Born circa 1853 in Essex, Roberts was a carpenter, architect and builder who constructed more than 50 houses in the Queen City from the late 1870s through the 1890s. Many of Roberts' homes are still around, scattered throughout the city's oldest neighborhoods, from Archibald Street in the Old North End to Flynn Avenue in the South End.
According to Preservation Burlington's Tara Harrison, the majority of Roberts' homes were built as one-and-a-half-story cottages in the Queen Anne style. Selling at the time for as little as $900, these houses were often funded by wealthy real estate speculators to serve the city's burgeoning population of blue-collar workers.
As recently as 1986, the Burlington Free Press described Roberts' homes as subdivided apartments for college students, humble abodes for solidary retirees, and young couples' "starter homes," which then cost about $50,000. In the '80s, many were in a state of disrepair.
Not anymore. Though a few are still rental properties or have been converted for commercial use, others have been charmingly restored; in some cases, the same owners have lived in them for decades. Many are listed on the National Register of Historic Places and are valued at more than $400,000.
What's unique about a Roberts home? Kaitlin O'Shea — a preservation planner with South Burlington civil engineering firm VHB — explored the topic on her personal blog, Preservation in Pink. There, she chronicles historic structures around Vermont that she finds unusual or noteworthy.

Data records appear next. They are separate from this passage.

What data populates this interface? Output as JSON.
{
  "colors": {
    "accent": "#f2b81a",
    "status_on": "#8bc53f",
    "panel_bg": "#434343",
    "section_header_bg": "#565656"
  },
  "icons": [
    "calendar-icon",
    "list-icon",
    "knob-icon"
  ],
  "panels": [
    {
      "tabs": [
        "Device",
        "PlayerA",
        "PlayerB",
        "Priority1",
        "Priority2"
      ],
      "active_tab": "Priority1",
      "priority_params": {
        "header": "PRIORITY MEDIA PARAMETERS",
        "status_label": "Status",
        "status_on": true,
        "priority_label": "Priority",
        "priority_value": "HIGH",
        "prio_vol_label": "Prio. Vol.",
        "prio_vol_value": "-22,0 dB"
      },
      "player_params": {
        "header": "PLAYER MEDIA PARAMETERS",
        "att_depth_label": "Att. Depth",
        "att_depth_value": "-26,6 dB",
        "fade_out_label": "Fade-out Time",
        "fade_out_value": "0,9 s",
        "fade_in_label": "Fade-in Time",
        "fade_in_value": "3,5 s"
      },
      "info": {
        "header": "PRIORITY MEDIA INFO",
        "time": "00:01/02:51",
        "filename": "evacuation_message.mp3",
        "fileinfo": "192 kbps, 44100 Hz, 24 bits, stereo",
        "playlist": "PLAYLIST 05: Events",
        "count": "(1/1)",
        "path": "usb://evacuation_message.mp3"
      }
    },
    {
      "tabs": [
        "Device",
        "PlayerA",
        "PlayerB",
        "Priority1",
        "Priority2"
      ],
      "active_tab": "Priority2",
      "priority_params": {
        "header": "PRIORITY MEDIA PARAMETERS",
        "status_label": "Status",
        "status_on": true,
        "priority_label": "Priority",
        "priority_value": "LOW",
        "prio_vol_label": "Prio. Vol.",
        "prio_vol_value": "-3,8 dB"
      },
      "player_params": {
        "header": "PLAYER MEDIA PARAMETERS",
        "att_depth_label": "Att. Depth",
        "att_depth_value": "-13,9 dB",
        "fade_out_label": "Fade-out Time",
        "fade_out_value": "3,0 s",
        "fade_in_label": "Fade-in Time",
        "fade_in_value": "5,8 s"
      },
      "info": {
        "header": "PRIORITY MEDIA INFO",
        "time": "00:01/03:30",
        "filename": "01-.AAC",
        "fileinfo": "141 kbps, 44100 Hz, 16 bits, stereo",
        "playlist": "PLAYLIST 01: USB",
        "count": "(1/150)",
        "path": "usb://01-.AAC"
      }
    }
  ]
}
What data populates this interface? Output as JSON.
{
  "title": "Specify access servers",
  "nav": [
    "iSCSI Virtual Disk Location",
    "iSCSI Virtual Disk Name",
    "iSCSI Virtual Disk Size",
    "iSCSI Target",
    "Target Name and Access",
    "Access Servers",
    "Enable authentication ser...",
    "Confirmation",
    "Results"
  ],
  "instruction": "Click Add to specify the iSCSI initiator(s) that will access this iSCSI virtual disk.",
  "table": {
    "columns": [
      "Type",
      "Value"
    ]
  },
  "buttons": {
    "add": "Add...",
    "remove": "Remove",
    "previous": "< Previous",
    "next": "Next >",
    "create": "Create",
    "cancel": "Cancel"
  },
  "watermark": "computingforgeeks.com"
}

O'Shea, who's also an avid runner, explained to Nest that she first noticed Roberts' houses during her runs through Burlington's historic neighborhoods while attending graduate school at the University of Vermont. Initially, she was attracted to the homes' distinctive decorative features, such as the patterned designs in their gables, which vary from house to house. Some feature round buttons, others diamond-shaped millwork or patterned roof shingles. Nearly all are laid out with Roberts' signature L-shaped or rectangular floor plans, with a large bay window in the front and a side porch, sometimes with turned wooden posts.
Roberts' well-crafted homes reflect a style of construction that was common in turn-of-the-20th-century Burlington, O'Shea noted. Unlike modern "McMansions," whose frontages are dominated by wide driveways and massive garage doors that reflect a car-centric culture, Roberts' houses were built at a more modest "human scale," she said. Situated closer to the street, with approachable porches, they were meant to fit in with the walkable character of their neighborhoods.
"They're just nice little houses that people have respected and appreciated over the years," O'Shea noted. "Most of them are still intact."
One well-preserved example is at 69 Mansfield Avenue, along a block that includes three other Roberts homes. Owners Steve and Maggie Conant moved in as renters in 1978 and bought the house three years later for $50,000.
Maggie confessed that her circa-1889 house has its quirks, such as difficult-to-insulate walls and floors that were never level. Once, while her daughters were very young, her 2-year-old fell down its precariously steep staircase. Fortunately, the toddler was carrying an armful of stuffed animals, Maggie noted, which cushioned the fall and prevented a serious injury.
In the four decades they've lived there, the Conants have made numerous improvements to the house, including a major addition to the rear and converting a 12-by-20-foot garage/carriage house into an art studio for Maggie, a retired Burlington High School art teacher. (Steve is the owner of Conant Metal & Light.)
"Why do we love it? I don't know. It's cozy," she said. "It just feels right for us."
As for Roberts, his short but industrious home-building career in Burlington ended abruptly. After his wife's death in 1896, he moved to Philadelphia; he later remarried and continued working as a carpenter. According to Harrison, it's unknown whether he ever built houses in the City of Brotherly Love.